We Jews have two choices in our approach to the Christmas season: resent it, or embrace it. I for one vote for a big, sloppy embrace. In the name of love thy neighbor and tolerance, I say we hug it out with Christmas already and teach our kids to do the same.
Why? We expect our non-Jewish co-workers, friends, and neighbors to show heaps of interest and concern in all things Jewish. During the High Holy Days we ask our kids’ teachers not to assign big tests after those long days at shul. We offer unsolicited explanations about why Hanukkah is not, despite unfortunate evidence to the contrary, the most important event on our calendar. For the week of Passover we bore everyone we know with the reasons we’re eating matzah and other weird stuff. (Yes, gentile co-worker, that “Kosher for Passover” salad dressing seems over the top to me, too.)
Tolerance is a two-way street. It would be chutzpadik and a bad example to our kids not to muster up some genuine interest in a holiday celebrated by a significant majority of our fellow citizens. So with that being said…
10 Steps to Lose the Attitude at Christmas
1. Stop lecturing everyone who says Merry Christmas. “Merry Christmas” doesn’t mean, “We want to convert you.” It doesn’t mean, “The Cossacks are coming so pack up the chickens.” More than anything it tends to replace, “Have a nice day.” Realistically, it also conveys, “I’ve been working this shift for nine hours, and I could not care less what holiday you celebrate or don’t.”
2. Eat peppermint bark. It’s chocolatey. It’s minty. It’s joy.
3. Get yourself invited to a Christmas party. Growing up in a heavily Jewish-populated suburb of Chicago, I was unaware of the Christmas happenings sprinkled throughout the month. Now that I’m raising my family in a neighborhood where we are among the few Jews, I love that we get invited to Christmas teas, tree-decorating parties, open houses, cocktail parties, and more. Show that you’re open to experiencing someone else’s traditions. It works both ways. I, for one, feel personally responsible for exposing many of my neighbors to Sukkot, or as they affectionately call it, “the holiday when you put that big fort in your yard.”
4. Appreciate Christmas break. They aren’t canceling school and days of work for Hanukkah and Kwanza, y’all.

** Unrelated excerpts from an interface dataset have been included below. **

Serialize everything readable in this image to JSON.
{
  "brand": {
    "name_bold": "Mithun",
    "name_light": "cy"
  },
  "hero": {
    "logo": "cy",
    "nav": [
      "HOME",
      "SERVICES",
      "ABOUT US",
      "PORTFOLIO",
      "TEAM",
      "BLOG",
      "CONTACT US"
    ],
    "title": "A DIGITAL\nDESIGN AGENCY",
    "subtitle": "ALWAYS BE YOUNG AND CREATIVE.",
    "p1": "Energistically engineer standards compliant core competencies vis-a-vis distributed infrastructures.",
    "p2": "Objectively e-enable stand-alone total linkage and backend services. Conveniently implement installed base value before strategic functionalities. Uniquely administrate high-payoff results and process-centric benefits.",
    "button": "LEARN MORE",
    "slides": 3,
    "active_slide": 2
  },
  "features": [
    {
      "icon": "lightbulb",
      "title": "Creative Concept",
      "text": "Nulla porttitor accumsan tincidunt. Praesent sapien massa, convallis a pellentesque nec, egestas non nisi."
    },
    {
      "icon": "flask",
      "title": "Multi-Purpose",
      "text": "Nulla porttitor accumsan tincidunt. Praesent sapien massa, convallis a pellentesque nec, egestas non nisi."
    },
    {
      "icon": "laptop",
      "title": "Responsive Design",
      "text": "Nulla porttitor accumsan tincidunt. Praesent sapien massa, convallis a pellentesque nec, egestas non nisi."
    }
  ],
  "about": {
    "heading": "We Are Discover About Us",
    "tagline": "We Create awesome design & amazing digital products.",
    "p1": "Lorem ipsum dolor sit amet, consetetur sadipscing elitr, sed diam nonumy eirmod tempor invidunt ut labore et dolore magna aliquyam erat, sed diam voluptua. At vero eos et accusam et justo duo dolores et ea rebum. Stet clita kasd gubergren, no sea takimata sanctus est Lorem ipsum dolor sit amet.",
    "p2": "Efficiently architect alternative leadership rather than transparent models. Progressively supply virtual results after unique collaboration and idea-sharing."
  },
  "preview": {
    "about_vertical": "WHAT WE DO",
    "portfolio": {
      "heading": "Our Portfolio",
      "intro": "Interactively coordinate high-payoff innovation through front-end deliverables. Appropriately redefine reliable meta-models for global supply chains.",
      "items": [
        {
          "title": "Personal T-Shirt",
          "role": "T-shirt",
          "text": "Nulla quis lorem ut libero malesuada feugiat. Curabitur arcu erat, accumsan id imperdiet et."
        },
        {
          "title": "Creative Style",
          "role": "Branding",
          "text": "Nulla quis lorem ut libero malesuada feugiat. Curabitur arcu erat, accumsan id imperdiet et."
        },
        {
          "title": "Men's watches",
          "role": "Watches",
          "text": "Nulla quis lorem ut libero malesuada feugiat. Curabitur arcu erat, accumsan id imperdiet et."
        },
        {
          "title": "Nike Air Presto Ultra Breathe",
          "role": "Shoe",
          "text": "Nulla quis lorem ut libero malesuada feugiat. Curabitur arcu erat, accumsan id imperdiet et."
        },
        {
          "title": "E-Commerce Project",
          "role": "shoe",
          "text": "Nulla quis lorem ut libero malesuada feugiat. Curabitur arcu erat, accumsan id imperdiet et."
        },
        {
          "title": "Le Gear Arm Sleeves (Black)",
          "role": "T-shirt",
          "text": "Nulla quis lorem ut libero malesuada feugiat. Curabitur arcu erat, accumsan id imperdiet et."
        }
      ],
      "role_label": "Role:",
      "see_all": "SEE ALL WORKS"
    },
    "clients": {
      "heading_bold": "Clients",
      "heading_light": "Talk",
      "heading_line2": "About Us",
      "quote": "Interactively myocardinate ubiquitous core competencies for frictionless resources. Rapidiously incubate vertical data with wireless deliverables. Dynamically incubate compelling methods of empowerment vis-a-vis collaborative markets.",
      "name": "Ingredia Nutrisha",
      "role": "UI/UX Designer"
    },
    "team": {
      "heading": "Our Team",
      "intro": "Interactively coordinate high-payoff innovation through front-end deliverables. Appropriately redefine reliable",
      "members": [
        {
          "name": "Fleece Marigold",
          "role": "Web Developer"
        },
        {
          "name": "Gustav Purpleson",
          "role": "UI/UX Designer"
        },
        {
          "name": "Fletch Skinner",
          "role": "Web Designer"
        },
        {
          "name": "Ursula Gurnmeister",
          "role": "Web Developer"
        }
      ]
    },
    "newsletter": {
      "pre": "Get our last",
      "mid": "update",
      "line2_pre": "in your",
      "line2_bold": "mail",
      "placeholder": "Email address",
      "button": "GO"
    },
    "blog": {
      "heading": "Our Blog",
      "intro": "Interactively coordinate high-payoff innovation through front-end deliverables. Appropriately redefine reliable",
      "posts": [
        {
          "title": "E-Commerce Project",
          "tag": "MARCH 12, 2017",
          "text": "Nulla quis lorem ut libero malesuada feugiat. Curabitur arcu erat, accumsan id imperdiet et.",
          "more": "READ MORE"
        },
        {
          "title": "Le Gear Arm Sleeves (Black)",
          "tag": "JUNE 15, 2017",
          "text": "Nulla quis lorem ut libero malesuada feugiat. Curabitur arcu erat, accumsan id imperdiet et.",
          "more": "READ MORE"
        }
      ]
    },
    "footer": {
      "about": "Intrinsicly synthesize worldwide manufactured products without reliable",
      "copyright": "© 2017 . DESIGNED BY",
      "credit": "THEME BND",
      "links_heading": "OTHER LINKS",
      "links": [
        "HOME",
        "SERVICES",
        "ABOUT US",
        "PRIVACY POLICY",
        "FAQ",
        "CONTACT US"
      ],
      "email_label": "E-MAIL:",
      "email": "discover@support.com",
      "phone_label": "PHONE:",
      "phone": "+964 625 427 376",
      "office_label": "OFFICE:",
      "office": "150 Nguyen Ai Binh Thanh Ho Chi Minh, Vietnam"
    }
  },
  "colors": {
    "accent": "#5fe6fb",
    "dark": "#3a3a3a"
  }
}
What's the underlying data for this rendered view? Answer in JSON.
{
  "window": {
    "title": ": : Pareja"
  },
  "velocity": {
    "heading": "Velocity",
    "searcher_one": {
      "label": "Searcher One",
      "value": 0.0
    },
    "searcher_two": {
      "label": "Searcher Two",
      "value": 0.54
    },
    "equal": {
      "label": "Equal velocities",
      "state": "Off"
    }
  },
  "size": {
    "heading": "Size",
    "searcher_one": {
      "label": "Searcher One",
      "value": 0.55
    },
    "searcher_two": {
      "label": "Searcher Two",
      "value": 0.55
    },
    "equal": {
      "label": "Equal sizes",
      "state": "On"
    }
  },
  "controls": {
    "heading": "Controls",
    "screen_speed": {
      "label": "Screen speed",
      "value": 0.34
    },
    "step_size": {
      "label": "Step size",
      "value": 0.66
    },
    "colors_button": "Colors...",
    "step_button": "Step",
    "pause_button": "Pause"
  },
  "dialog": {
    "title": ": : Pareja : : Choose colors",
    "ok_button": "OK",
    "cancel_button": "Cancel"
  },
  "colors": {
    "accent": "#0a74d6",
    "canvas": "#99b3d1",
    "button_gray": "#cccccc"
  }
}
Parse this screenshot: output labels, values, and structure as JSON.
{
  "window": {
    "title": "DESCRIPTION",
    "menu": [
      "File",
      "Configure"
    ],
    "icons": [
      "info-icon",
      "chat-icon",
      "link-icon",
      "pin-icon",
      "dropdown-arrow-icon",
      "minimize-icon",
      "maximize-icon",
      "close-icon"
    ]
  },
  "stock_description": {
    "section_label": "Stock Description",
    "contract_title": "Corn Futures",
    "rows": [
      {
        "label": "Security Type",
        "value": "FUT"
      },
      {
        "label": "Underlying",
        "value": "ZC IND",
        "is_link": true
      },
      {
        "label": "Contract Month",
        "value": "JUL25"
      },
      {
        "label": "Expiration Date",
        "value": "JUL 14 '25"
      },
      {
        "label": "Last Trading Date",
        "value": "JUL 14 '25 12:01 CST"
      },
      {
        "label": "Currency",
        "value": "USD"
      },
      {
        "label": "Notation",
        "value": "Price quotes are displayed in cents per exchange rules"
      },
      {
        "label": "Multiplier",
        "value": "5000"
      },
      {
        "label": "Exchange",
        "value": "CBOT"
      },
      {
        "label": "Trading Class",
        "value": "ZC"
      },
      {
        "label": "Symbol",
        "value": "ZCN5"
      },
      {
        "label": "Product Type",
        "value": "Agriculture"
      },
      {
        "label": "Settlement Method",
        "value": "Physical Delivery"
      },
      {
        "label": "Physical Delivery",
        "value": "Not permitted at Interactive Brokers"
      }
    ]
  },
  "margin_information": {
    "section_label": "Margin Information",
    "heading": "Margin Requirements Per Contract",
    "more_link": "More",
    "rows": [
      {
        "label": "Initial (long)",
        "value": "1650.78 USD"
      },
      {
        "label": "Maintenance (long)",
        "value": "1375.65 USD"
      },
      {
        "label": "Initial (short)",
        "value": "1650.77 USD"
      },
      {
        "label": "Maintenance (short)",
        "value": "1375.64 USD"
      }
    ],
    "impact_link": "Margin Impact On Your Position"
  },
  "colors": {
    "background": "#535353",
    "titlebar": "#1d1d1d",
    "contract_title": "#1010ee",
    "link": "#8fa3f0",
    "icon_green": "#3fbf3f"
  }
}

5. Participate in the Jewiest Christmas tradition of all–The Cookie Exchange. If you’re not aware of the frenetic cookie baking and eating that happens during the month of December, then you’re missing out. Get thee to a cookie exchange pronto. We’re talking infinite varieties of cookies and an atmosphere subtly laced with the taste of competition. This is a tradition that speaks our language.
6. Take advantage of the small and temporary changes in scenery, tastes, and smells. When you’re in the routine of family life with young kids, even the slightest changes can add some pizazz to your day. Enjoy the new cup designs and festive syrups at your favorite coffee joints. (Hello, egg nog latte). Appreciate the brief appearance of gingerbread offerings everywhere you go.
7. Drive around and look at Christmas lights. It’s dark at 5:00. What’s not to like about added light for the month of December? Sure, some of the neighbors’ decorations are gauche. Make it a family custom to vote on the best and worst ones.
8. Find some Christmas music you can stand. The Alvin and Chipmunks Christmas song makes you want to scream? Some of your favorite artists have probably come up with Christmas albums by now. Michael Bublé has one. So does the cast of Glee. And you haven’t lived until you’ve heard Barbra Streisand’s rendition of “Silent Night.” Don’t judge; she does Avinu Malkeinu on a different album.
9. Cozy up at home and watch classic Christmas movies. Half of those scripts and scores were written by Jews. Consider it an ironic exercise in Jewish pride. Also, any holiday that encourages the Lords of cable television to replay Love Actually, the greatest Christmas movie of all time, is fine by me.
10. Bargain shop. You know those great “holiday” deals you’re still enjoying on December 20th even though Hanukkah ended. Those are Christmas deals, my friends. Let’s, as they say, not look a gift horse in the mouth.
For more on the Jewish take on Christmas, check out the Jews who did Christmas, how one family celebrates both Hanukkah and Christmas, and how Jews in the South deal with it all.